DIRECTIONS
Copy every record exactly.

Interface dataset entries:
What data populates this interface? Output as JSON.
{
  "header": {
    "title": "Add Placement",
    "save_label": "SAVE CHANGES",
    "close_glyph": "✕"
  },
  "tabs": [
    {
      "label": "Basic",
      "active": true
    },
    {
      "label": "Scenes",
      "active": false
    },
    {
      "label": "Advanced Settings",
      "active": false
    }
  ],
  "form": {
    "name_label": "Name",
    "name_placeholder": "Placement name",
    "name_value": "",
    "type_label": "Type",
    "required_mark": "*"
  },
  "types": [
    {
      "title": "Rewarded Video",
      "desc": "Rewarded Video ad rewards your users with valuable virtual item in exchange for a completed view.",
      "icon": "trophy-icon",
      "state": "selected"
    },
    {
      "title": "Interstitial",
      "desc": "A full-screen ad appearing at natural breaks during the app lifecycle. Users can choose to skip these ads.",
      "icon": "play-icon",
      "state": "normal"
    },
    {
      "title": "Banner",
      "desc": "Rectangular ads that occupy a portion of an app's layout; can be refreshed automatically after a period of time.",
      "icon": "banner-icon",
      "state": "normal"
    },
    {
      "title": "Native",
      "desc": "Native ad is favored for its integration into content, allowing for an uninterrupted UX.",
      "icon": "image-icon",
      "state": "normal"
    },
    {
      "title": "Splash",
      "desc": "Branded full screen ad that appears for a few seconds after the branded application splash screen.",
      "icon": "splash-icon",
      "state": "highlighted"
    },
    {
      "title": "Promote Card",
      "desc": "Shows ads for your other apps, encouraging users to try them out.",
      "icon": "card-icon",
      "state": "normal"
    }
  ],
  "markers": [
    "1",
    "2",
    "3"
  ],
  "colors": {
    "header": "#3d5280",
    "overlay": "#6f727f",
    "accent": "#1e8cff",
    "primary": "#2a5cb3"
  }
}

RESULT
What data populates this interface? Output as JSON.
{
  "header": {
    "title": "Add Placement",
    "save_label": "SAVE CHANGES",
    "close_glyph": "✕"
  },
  "tabs": [
    {
      "label": "Basic",
      "active": true
    },
    {
      "label": "Scenes",
      "active": false
    },
    {
      "label": "Advanced Settings",
      "active": false
    }
  ],
  "form": {
    "name_label": "Name",
    "name_placeholder": "Placement name",
    "name_value": "",
    "type_label": "Type",
    "required_mark": "*"
  },
  "types": [
    {
      "title": "Rewarded Video",
      "desc": "Rewarded Video ad rewards your users with valuable virtual item in exchange for a completed view.",
      "icon": "trophy-icon",
      "state": "selected"
    },
    {
      "title": "Interstitial",
      "desc": "A full-screen ad appearing at natural breaks during the app lifecycle. Users can choose to skip these ads.",
      "icon": "play-icon",
      "state": "normal"
    },
    {
      "title": "Banner",
      "desc": "Rectangular ads that occupy a portion of an app's layout; can be refreshed automatically after a period of time.",
      "icon": "banner-icon",
      "state": "normal"
    },
    {
      "title": "Native",
      "desc": "Native ad is favored for its integration into content, allowing for an uninterrupted UX.",
      "icon": "image-icon",
      "state": "normal"
    },
    {
      "title": "Splash",
      "desc": "Branded full screen ad that appears for a few seconds after the branded application splash screen.",
      "icon": "splash-icon",
      "state": "highlighted"
    },
    {
      "title": "Promote Card",
      "desc": "Shows ads for your other apps, encouraging users to try them out.",
      "icon": "card-icon",
      "state": "normal"
    }
  ],
  "markers": [
    "1",
    "2",
    "3"
  ],
  "colors": {
    "header": "#3d5280",
    "overlay": "#6f727f",
    "accent": "#1e8cff",
    "primary": "#2a5cb3"
  }
}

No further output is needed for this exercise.